WORK REQUEST: Filter the entries for the word "JSON". Copy each line that has it.

THE DATA:
^^^^^^^^
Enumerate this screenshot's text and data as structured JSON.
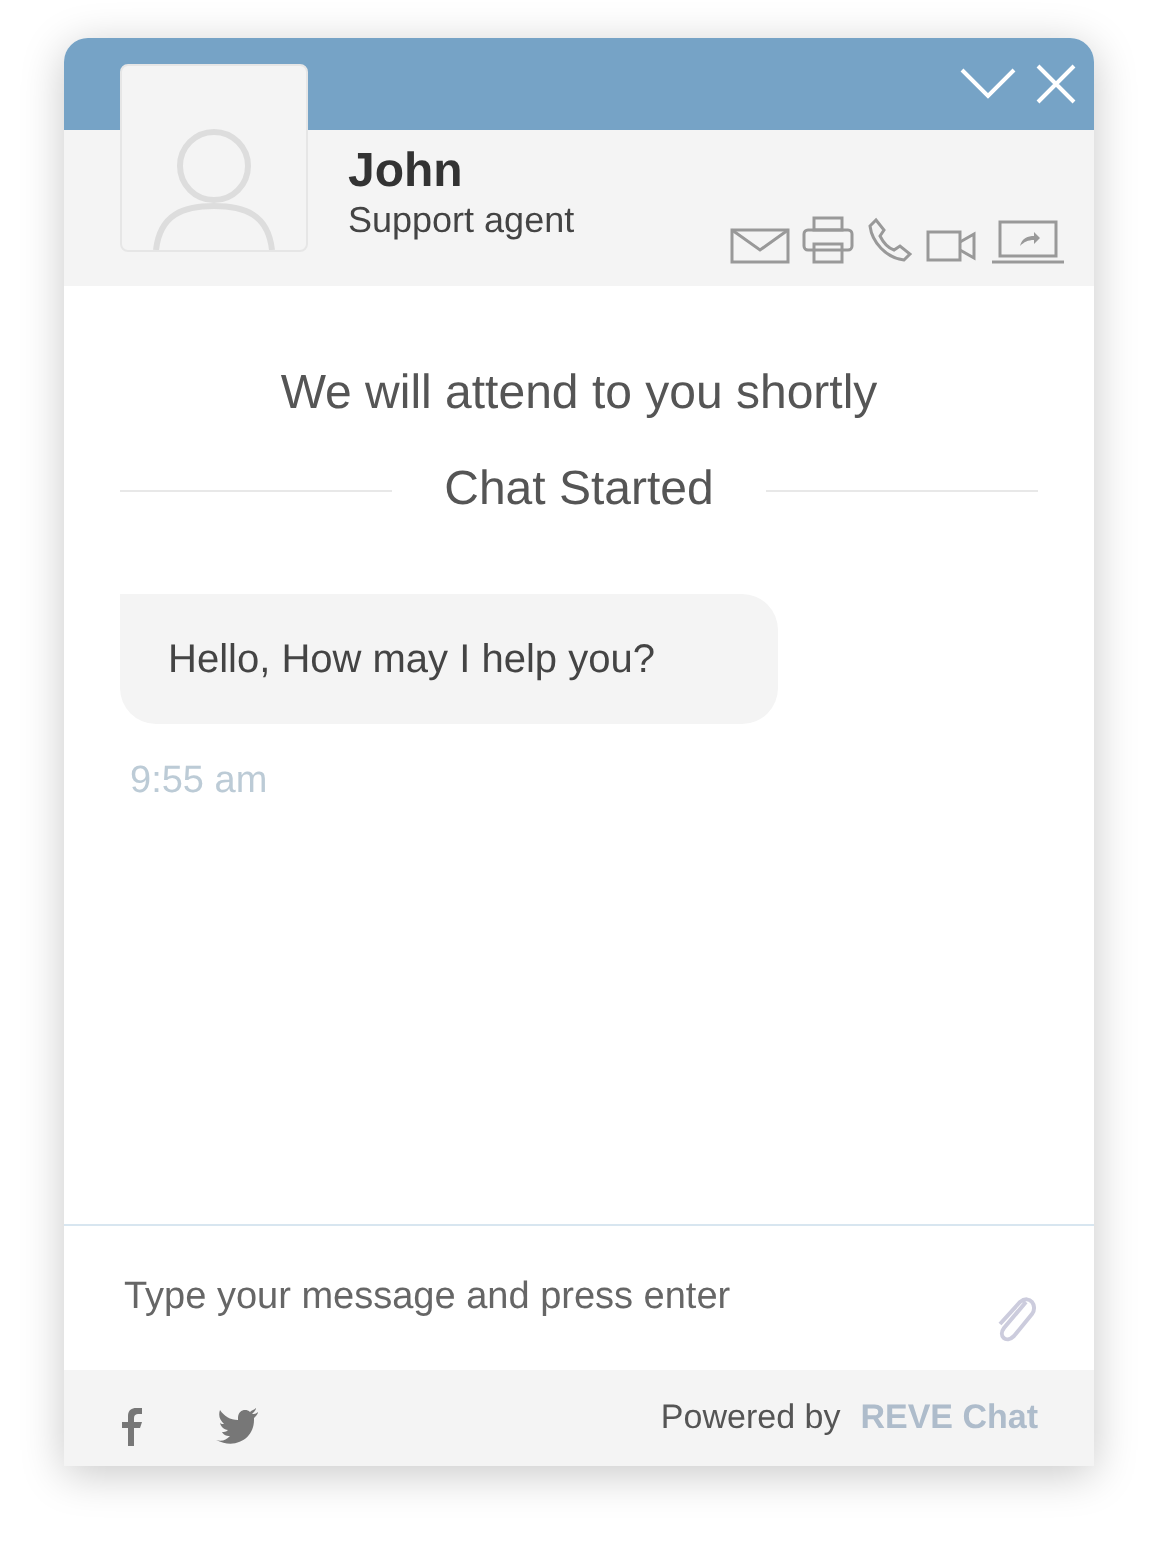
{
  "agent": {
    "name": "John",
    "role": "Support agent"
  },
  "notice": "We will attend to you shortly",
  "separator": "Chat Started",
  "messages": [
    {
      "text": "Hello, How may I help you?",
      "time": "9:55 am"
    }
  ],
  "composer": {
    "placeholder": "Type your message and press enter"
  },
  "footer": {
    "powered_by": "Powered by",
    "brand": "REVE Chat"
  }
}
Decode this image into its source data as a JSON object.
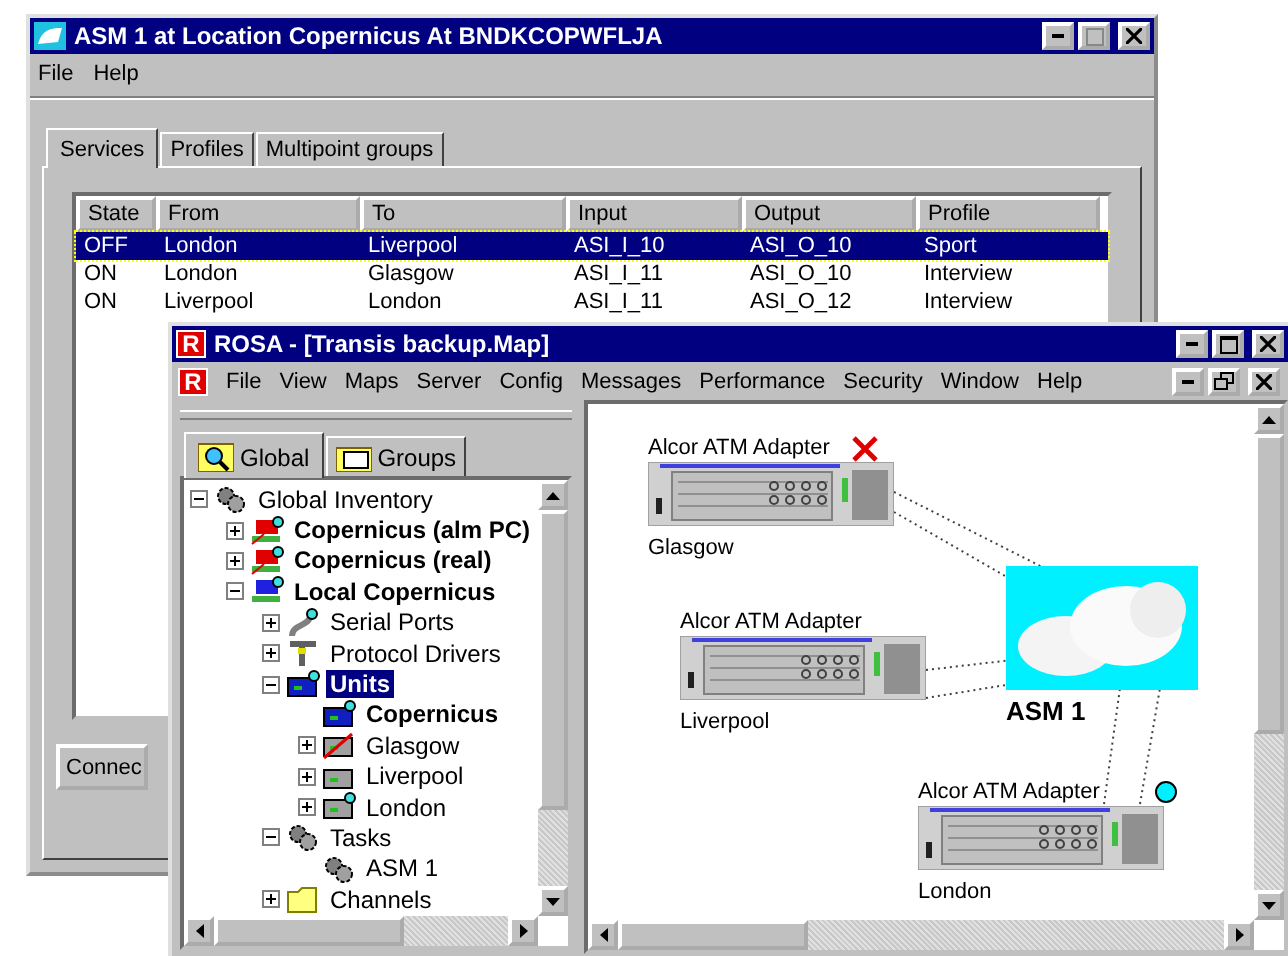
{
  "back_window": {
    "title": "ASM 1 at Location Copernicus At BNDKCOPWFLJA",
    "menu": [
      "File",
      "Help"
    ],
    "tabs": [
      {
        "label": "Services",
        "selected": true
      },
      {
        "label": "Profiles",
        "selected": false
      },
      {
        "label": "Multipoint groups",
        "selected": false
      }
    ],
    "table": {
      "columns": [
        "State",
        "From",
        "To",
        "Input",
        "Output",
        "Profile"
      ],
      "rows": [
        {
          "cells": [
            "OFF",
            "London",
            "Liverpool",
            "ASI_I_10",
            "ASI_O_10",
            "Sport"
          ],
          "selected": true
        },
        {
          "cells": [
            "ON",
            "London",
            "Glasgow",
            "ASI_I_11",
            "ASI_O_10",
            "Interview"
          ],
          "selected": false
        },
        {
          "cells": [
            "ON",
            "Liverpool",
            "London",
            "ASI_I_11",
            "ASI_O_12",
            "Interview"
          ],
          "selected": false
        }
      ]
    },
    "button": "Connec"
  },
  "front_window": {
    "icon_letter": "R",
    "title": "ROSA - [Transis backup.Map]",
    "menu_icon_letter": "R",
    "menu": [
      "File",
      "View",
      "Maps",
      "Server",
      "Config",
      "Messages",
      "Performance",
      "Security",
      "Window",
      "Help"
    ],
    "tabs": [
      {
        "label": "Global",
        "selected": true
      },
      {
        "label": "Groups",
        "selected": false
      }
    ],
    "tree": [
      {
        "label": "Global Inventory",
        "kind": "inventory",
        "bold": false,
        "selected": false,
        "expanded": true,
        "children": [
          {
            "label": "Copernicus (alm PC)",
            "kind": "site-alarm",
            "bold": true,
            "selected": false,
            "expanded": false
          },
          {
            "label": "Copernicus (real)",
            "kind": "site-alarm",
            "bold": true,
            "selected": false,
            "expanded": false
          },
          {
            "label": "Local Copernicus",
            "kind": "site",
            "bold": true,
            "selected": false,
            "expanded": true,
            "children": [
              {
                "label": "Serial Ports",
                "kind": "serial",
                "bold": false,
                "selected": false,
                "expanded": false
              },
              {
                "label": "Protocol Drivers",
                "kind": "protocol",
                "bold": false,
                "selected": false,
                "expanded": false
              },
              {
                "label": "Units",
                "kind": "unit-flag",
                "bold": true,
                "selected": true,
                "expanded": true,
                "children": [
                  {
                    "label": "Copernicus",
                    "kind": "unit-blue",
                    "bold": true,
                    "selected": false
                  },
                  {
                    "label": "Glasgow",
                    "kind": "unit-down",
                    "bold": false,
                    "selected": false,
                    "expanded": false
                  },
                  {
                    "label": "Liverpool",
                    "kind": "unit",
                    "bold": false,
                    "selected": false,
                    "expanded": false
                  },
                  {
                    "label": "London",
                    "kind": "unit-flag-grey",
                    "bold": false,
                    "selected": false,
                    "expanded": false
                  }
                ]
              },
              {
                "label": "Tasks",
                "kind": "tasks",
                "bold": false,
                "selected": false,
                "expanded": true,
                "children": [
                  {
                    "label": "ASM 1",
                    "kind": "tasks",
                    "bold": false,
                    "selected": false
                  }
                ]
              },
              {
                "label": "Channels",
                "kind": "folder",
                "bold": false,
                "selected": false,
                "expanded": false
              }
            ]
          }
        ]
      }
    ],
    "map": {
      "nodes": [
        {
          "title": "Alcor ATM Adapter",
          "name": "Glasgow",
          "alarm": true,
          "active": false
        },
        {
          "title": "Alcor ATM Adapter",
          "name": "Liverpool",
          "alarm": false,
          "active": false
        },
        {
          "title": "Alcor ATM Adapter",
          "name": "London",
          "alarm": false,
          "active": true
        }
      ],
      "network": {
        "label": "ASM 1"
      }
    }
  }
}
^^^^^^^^
OUTPUT OF THE EXERCISE:
Enumerate this screenshot's text and data as structured JSON.
Decode this image into its source data as a JSON object.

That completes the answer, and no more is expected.